Although surrounded by loyal supporters, Romney’s victory remarks in New Hampshire were really for the Republican base in South Carolina. Small government, low taxes, and a balanced budget, enough red meat to give you a protein rush. It was reminiscent of his 2008 speech at the Conservative Political Action Conference, except this time he wasn’t throwing in the towel – he had his opponents on the ropes.

Romney doesn’t emerge entirely unscathed. Curiously it’s the self-identified “Reagan Conservative”, Newt Gingrich, who has led the charge, accusing Romney of “looting” companies during his tenure with Bain Capital. Post-New Hampshire, Gingrich is probably the only candidate with the name recognition and financial muscle for a war of attrition against Romney. Gingrich may be capable of miracles. After all, his attacks against Bain appear to have achieved the impossible: even conservative talk radio host Rush Limbaugh is defending Romney.

But in an off-the-cuff remark where he claimed to “like being able to fire people”, Romney passed a round of ammo to his opponents. Laying-off workers for restructuring is one thing, getting a kick out of it is another. Never mind that he was referring to consumers’ ability to fire their health insurance company rather than his zeal for handing out pink slips.

Romney still looks strong heading south. Not only do his poll numbers look robust, but a recent Gallup poll found Romney to be the most acceptable Republican nominee among conservatives. Having defied convention by winning back-to-back victories in Iowa and New Hampshire, he will be quite aware that the winner of the South Carolina primary has always gone on to win the nomination. That’s a tradition he will want to maintain. But if politics truly is war without bloodshed, the brutality of Republican battles in South Carolina comes pretty close.

He may have spawned the endorsement of Nikki Haley, South Carolina’s young, photogenic governor, but she is no longer the rising star of 12 months ago; her popularity among Republicans has plummeted. Senator Strom Thurmond helped secure the nomination for Richard Nixon in 1968 and Ronald Reagan in 1980, but Senator Jim DeMint, the state’s current kingmaker and arguably the most powerful man in the Republican Party, has pledged not to endorse a candidate during the primary – despite backing Romney during his last failed presidential run. A late endorsement for another candidate would be cruel, albeit unlikely.

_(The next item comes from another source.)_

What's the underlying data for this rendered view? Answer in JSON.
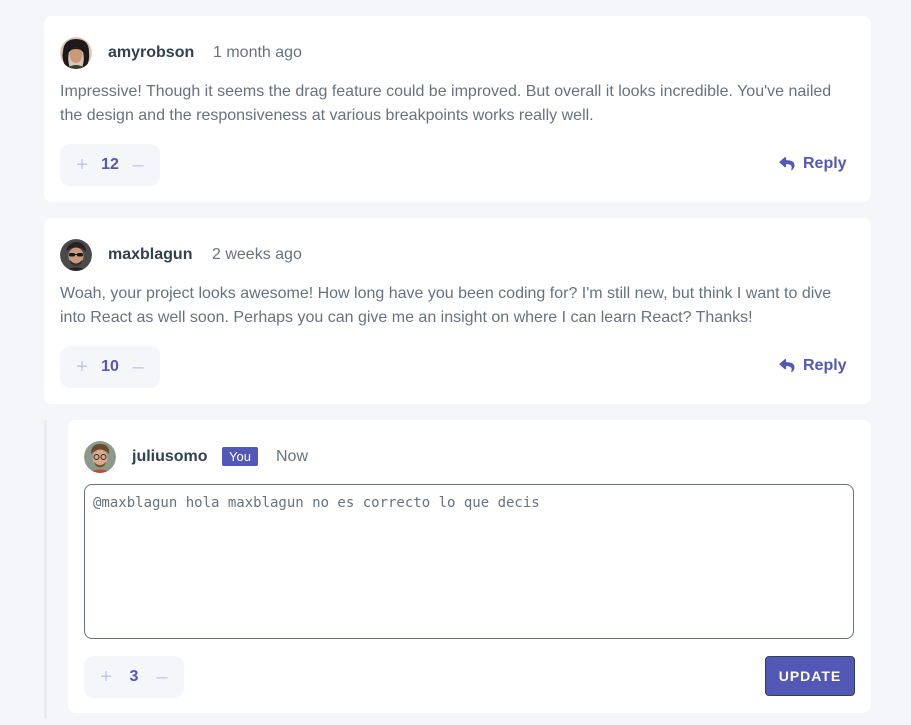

Romney has been labelled many things from “presumptive nominee”, to “most electable,” but never a winner. Nixon once said, “It is necessary for me to establish a winner image. Therefore, I have to beat somebody.” For Romney, a win in South Carolina should do just that.

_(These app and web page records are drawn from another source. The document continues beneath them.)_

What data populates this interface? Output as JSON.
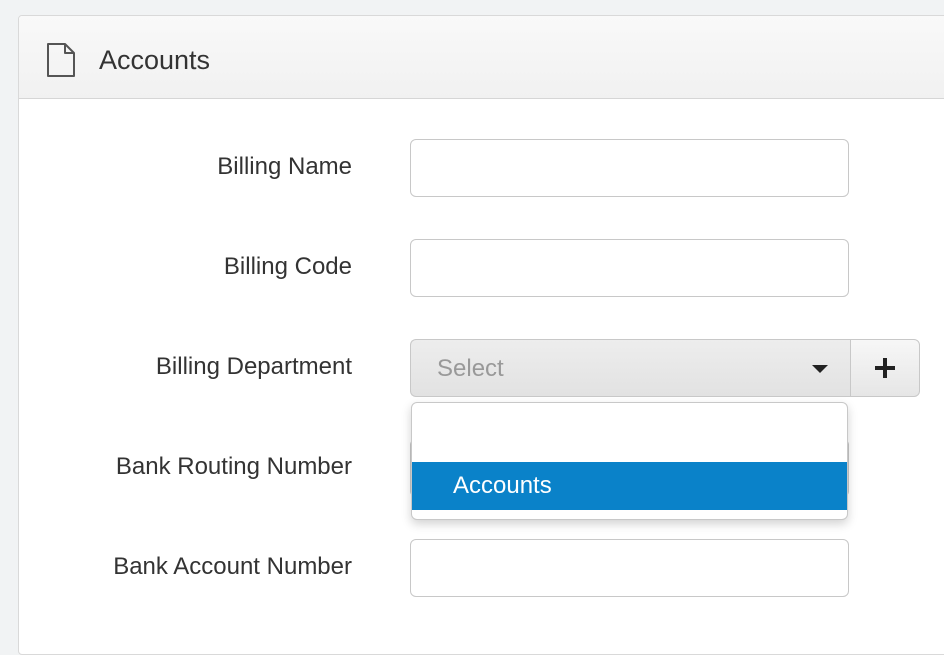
{
  "panel": {
    "title": "Accounts",
    "icon": "document-icon"
  },
  "form": {
    "billing_name": {
      "label": "Billing Name",
      "value": "",
      "placeholder": ""
    },
    "billing_code": {
      "label": "Billing Code",
      "value": "",
      "placeholder": ""
    },
    "billing_department": {
      "label": "Billing Department",
      "placeholder": "Select",
      "add_button_icon": "plus-icon",
      "options": [
        "",
        "Accounts"
      ],
      "highlighted_option": "Accounts"
    },
    "bank_routing_number": {
      "label": "Bank Routing Number",
      "value": "",
      "placeholder": ""
    },
    "bank_account_number": {
      "label": "Bank Account Number",
      "value": "",
      "placeholder": ""
    }
  },
  "colors": {
    "highlight": "#0a82c9",
    "label_text": "#333333",
    "placeholder_text": "#999999"
  }
}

Ewan Watt is a Washington, DC-based consultant. You can follow him on @ewancwatt